Just to clarify which variables are you keeping constant, which ones are you keeping varied and what constraints are you keeping in terms of the formulaic constraints over time?
Hi guys,
first time on this site. In my current work, I deal with mainly hydraulic related calculations, and the remainder of my math skills have become pretty lack luster. On looking through a spreadsheet in work, designed to calculate the size of a drainage basin (like an upside down pyramid, with the top chopped off) I spotted a volume error, but my math eludes me how to fix it. I have attached a crude sketch to help illustrate the problem.
We have a rectangular basin of a pyramidal frustum shape. Q represents the water flowing in, D (Depth) is the depth of water in the basin, and A (area) is the surface area of the surface of the water, both which increase over time. I ( Infiltration) is a constant of the water infiltrating (being removed from basin volume), and acts over the area A. so A*I*t= Volume removed, and Q*t = volume added. (Q*t)-(A*I*t) = Volume in basin; t=time.
I need to find a relationship that can compute the surface Area, A, at a step in time, with a varying flowrate.

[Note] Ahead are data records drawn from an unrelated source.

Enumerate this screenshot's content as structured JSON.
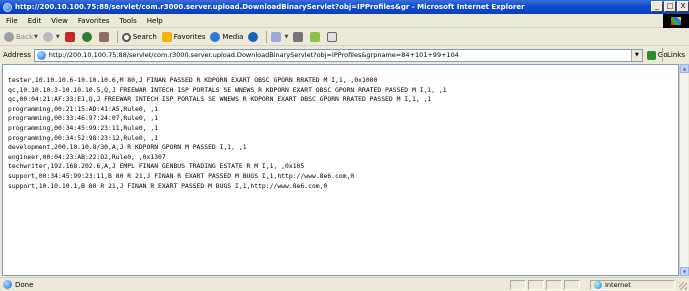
{
  "window": {
    "title": "http://200.10.100.75:88/servlet/com.r3000.server.upload.DownloadBinaryServlet?obj=IPProfiles&gr - Microsoft Internet Explorer",
    "min_glyph": "_",
    "max_glyph": "□",
    "close_glyph": "X"
  },
  "menu": [
    "File",
    "Edit",
    "View",
    "Favorites",
    "Tools",
    "Help"
  ],
  "toolbar": {
    "back_label": "Back",
    "search_label": "Search",
    "favorites_label": "Favorites",
    "media_label": "Media"
  },
  "address": {
    "label": "Address",
    "url": "http://200.10.100.75:88/servlet/com.r3000.server.upload.DownloadBinaryServlet?obj=IPProfiles&grpname=84+101+99+104",
    "go_label": "Go",
    "links_label": "Links"
  },
  "content": {
    "lines": [
      "tester,10.10.10.6-10.10.10.6,M 80,J FINAN PASSED R KDPORN EXART OBSC GPORN RRATED M I,1, ,0x1000",
      "qc,10.10.10.3-10.10.10.5,Q,J FREEWAR INTECH ISP PORTALS SE WNEWS R KDPORN EXART OBSC GPORN RRATED PASSED M I,1, ,1",
      "qc,00:04:21:AF:33:E1,Q,J FREEWAR INTECH ISP PORTALS SE WNEWS R KDPORN EXART OBSC GPORN RRATED PASSED M I,1, ,1",
      "programming,00:21:15:AD:41:A5,Rule0, ,1",
      "programming,00:33:46:97:24:07,Rule0, ,1",
      "programming,00:34:45:99:23:11,Rule0, ,1",
      "programming,00:34:52:98:23:12,Rule0, ,1",
      "development,200.10.10.8/30,A,J R KDPORN GPORN M PASSED I,1, ,1",
      "engineer,00:04:23:AB:22:D2,Rule0, ,0x1307",
      "techwriter,192.168.202.6,A,J EMPL FINAN GENBUS TRADING ESTATE R M I,1, ,0x105",
      "support,00:34:45:99:23:11,B 80 R 21,J FINAN R EXART PASSED M BUGS I,1,http://www.8e6.com,0",
      "support,10.10.10.1,B 80 R 21,J FINAN R EXART PASSED M BUGS I,1,http://www.8e6.com,0"
    ]
  },
  "status": {
    "text": "Done",
    "zone": "Internet"
  }
}
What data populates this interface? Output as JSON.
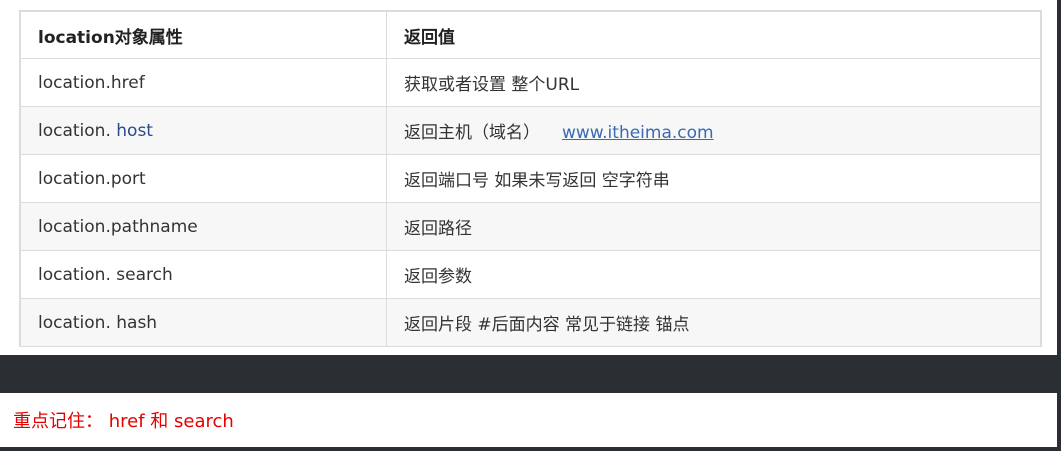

As (A*I*t) increase with depth, I realize some voodoo magic integration is required, but I haven't touched it since uni, and I'm unsure where to start.
I apologize if this is the wrong forum, mods please move if it is.
Anyway any help is very much appreciated.
koverot
Hey koverot.
Just to clarify which variables are you keeping constant, which ones are you keeping varied and what constraints are you keeping in terms of the formulaic constraints over time?
Yes Chiro, but bearing in mind that I*A = Qout, so the area which is a factor of volume and depth would look like
V= (Qin - Qout)*t , and A=function of frustum volume equation, which can be easily computed.
Sorry I didn't expand on this in my OP. I had originally included it, but my initial attempt at a post failed, and I hurriedly put together the re-draft
Is there a constraint on how "thick" the volume is for the frustum to determine its weight? (i.e. through a relationship to the flow rate)?
If so then you can solve for the boundary of the frustum and get the area of the lowest cross section towards the apex of the frustum.
Hi chiro,
Im afraid you've lost me. if you could dumb down your question for me that would be great. just to reiterate so theres no confusion;
I need to find the area (A) of the surface of the water at a given time (t) in a basin that is essentially an upside down frustum.
The area (A) can be derived from the volume (V), and the volume is a function of Qin (flow in,m3/s) minus the Qout(flow out m3/s) for a given time (t).
Qout = A*I, I being a constant.
To simplfy, Q in can be kept constant.
Is integration required, or is this a simple equation. seems like integration is involved as the equation requires solving volumes over time.
Thanks again bud
Basically your frustum is filled with water that has two cross sections: a small one and a big one.
The perpendicular distance between those two cross sections is the distance I am referring to (you call it Depth on your diagram).
If you know the equations for the angle of the frustum sides then you can set up an integral equation to solve for the two cross sections which will indirectly give you a way to get the area.
What you have to do is given the depth, solve a volume integral that is enclosed by the frustum that has bounds a and a+D where D is the depth and then solve for a.
You then take a and get the area by using a formula for the cross sectional area at a particular point.
Do you know how to calculate the volume of a frustum? If so you simply have the volume and then solve for a where you have Integral [a,a+D] {Region}dV = Volume and calculate the cross sectional area from getting a.
Hi Chiro,
As I said, my integration is pretty weak at present. how does the arranged equation look? are the limits [a, a+D] correct? what is the region?
I am struggling somewhat in getting my head around this.